#### Recorded data

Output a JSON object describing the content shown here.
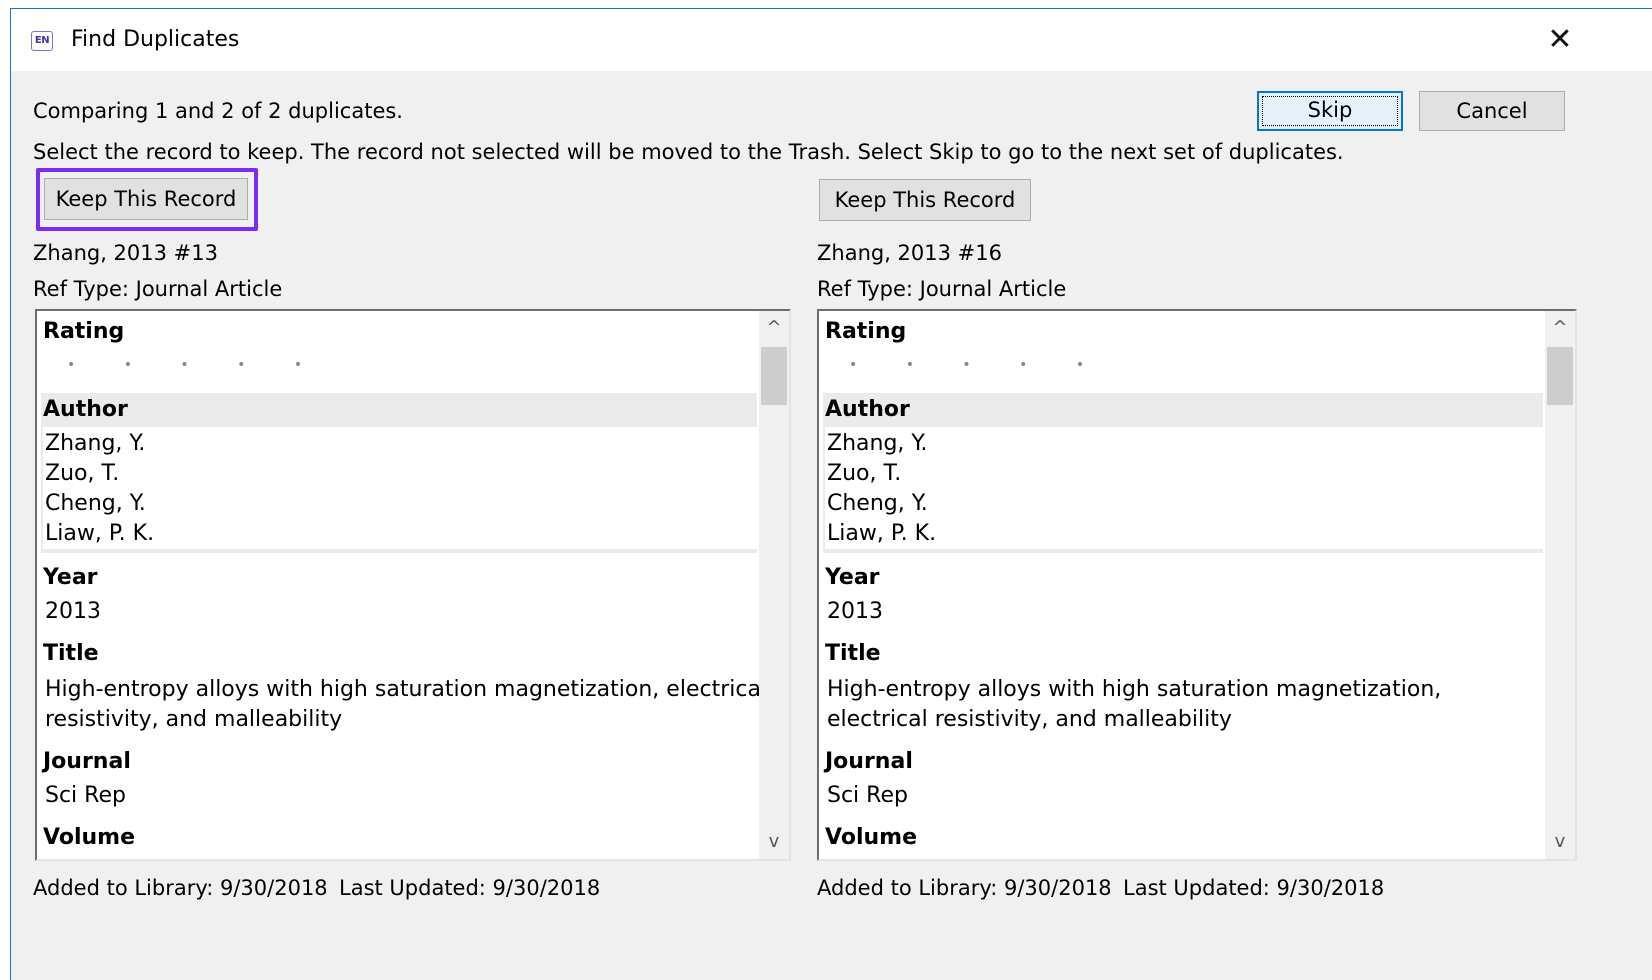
{
  "window": {
    "title": "Find Duplicates",
    "icon_text": "EN",
    "close_glyph": "✕"
  },
  "header": {
    "comparing_text": "Comparing 1 and 2 of 2 duplicates.",
    "instruction_text": "Select the record to keep. The record not selected will be moved to the Trash. Select Skip to go to the next set of duplicates.",
    "skip_label": "Skip",
    "cancel_label": "Cancel"
  },
  "records": [
    {
      "keep_label": "Keep This Record",
      "ref_id": "Zhang, 2013 #13",
      "ref_type": "Ref Type: Journal Article",
      "fields": {
        "rating_label": "Rating",
        "rating_stars": "• • • • •",
        "author_label": "Author",
        "authors": [
          "Zhang, Y.",
          "Zuo, T.",
          "Cheng, Y.",
          "Liaw, P. K."
        ],
        "year_label": "Year",
        "year": "2013",
        "title_label": "Title",
        "title_lines": [
          "High-entropy alloys with high saturation magnetization, electrical",
          "resistivity, and malleability"
        ],
        "journal_label": "Journal",
        "journal": "Sci Rep",
        "volume_label": "Volume"
      },
      "added": "Added to Library: 9/30/2018",
      "updated": "Last Updated: 9/30/2018"
    },
    {
      "keep_label": "Keep This Record",
      "ref_id": "Zhang, 2013 #16",
      "ref_type": "Ref Type: Journal Article",
      "fields": {
        "rating_label": "Rating",
        "rating_stars": "• • • • •",
        "author_label": "Author",
        "authors": [
          "Zhang, Y.",
          "Zuo, T.",
          "Cheng, Y.",
          "Liaw, P. K."
        ],
        "year_label": "Year",
        "year": "2013",
        "title_label": "Title",
        "title_lines": [
          "High-entropy alloys with high saturation magnetization,",
          "electrical resistivity, and malleability"
        ],
        "journal_label": "Journal",
        "journal": "Sci Rep",
        "volume_label": "Volume"
      },
      "added": "Added to Library: 9/30/2018",
      "updated": "Last Updated: 9/30/2018"
    }
  ],
  "scrollbar": {
    "up_glyph": "^",
    "down_glyph": "v"
  },
  "colors": {
    "highlight": "#7b2cf4",
    "focus_border": "#0078d7",
    "window_border": "#1a78c2"
  }
}
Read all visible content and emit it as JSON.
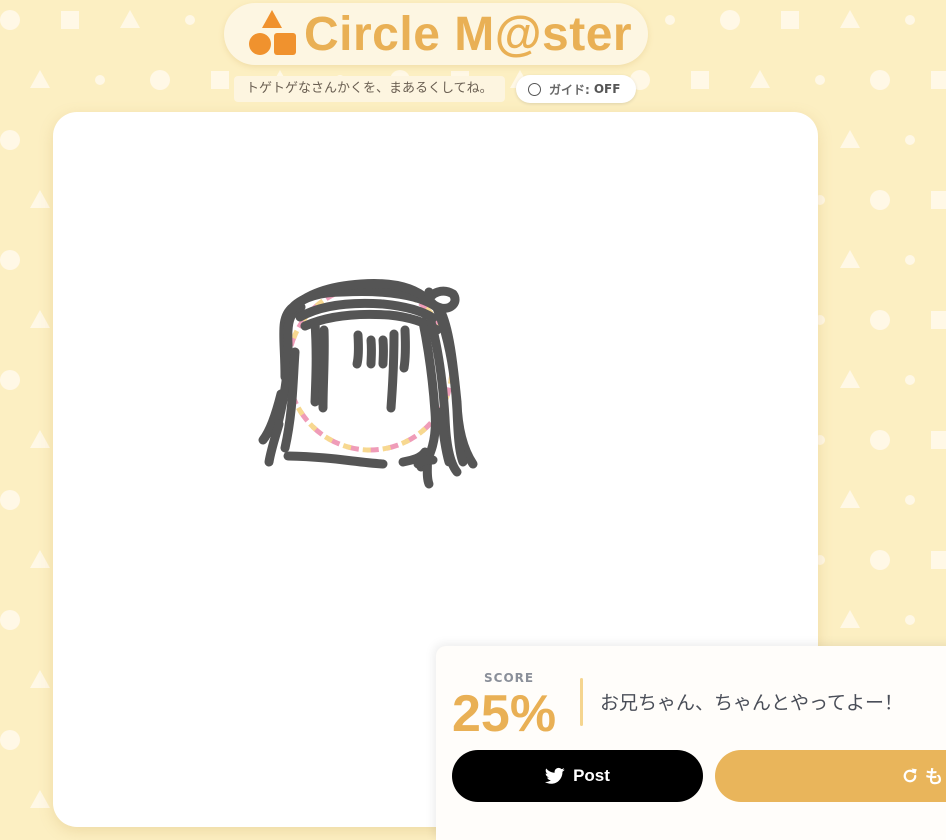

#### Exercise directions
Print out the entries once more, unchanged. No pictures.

#### Answer space
Output a JSON object describing the content shown here.
{
  "window": {
    "title": "Find Duplicates",
    "icon_text": "EN",
    "close_glyph": "✕"
  },
  "header": {
    "comparing_text": "Comparing 1 and 2 of 2 duplicates.",
    "instruction_text": "Select the record to keep. The record not selected will be moved to the Trash. Select Skip to go to the next set of duplicates.",
    "skip_label": "Skip",
    "cancel_label": "Cancel"
  },
  "records": [
    {
      "keep_label": "Keep This Record",
      "ref_id": "Zhang, 2013 #13",
      "ref_type": "Ref Type: Journal Article",
      "fields": {
        "rating_label": "Rating",
        "rating_stars": "• • • • •",
        "author_label": "Author",
        "authors": [
          "Zhang, Y.",
          "Zuo, T.",
          "Cheng, Y.",
          "Liaw, P. K."
        ],
        "year_label": "Year",
        "year": "2013",
        "title_label": "Title",
        "title_lines": [
          "High-entropy alloys with high saturation magnetization, electrical",
          "resistivity, and malleability"
        ],
        "journal_label": "Journal",
        "journal": "Sci Rep",
        "volume_label": "Volume"
      },
      "added": "Added to Library: 9/30/2018",
      "updated": "Last Updated: 9/30/2018"
    },
    {
      "keep_label": "Keep This Record",
      "ref_id": "Zhang, 2013 #16",
      "ref_type": "Ref Type: Journal Article",
      "fields": {
        "rating_label": "Rating",
        "rating_stars": "• • • • •",
        "author_label": "Author",
        "authors": [
          "Zhang, Y.",
          "Zuo, T.",
          "Cheng, Y.",
          "Liaw, P. K."
        ],
        "year_label": "Year",
        "year": "2013",
        "title_label": "Title",
        "title_lines": [
          "High-entropy alloys with high saturation magnetization,",
          "electrical resistivity, and malleability"
        ],
        "journal_label": "Journal",
        "journal": "Sci Rep",
        "volume_label": "Volume"
      },
      "added": "Added to Library: 9/30/2018",
      "updated": "Last Updated: 9/30/2018"
    }
  ],
  "scrollbar": {
    "up_glyph": "^",
    "down_glyph": "v"
  },
  "colors": {
    "highlight": "#7b2cf4",
    "focus_border": "#0078d7",
    "window_border": "#1a78c2"
  }
}
Read all visible content and emit it as JSON.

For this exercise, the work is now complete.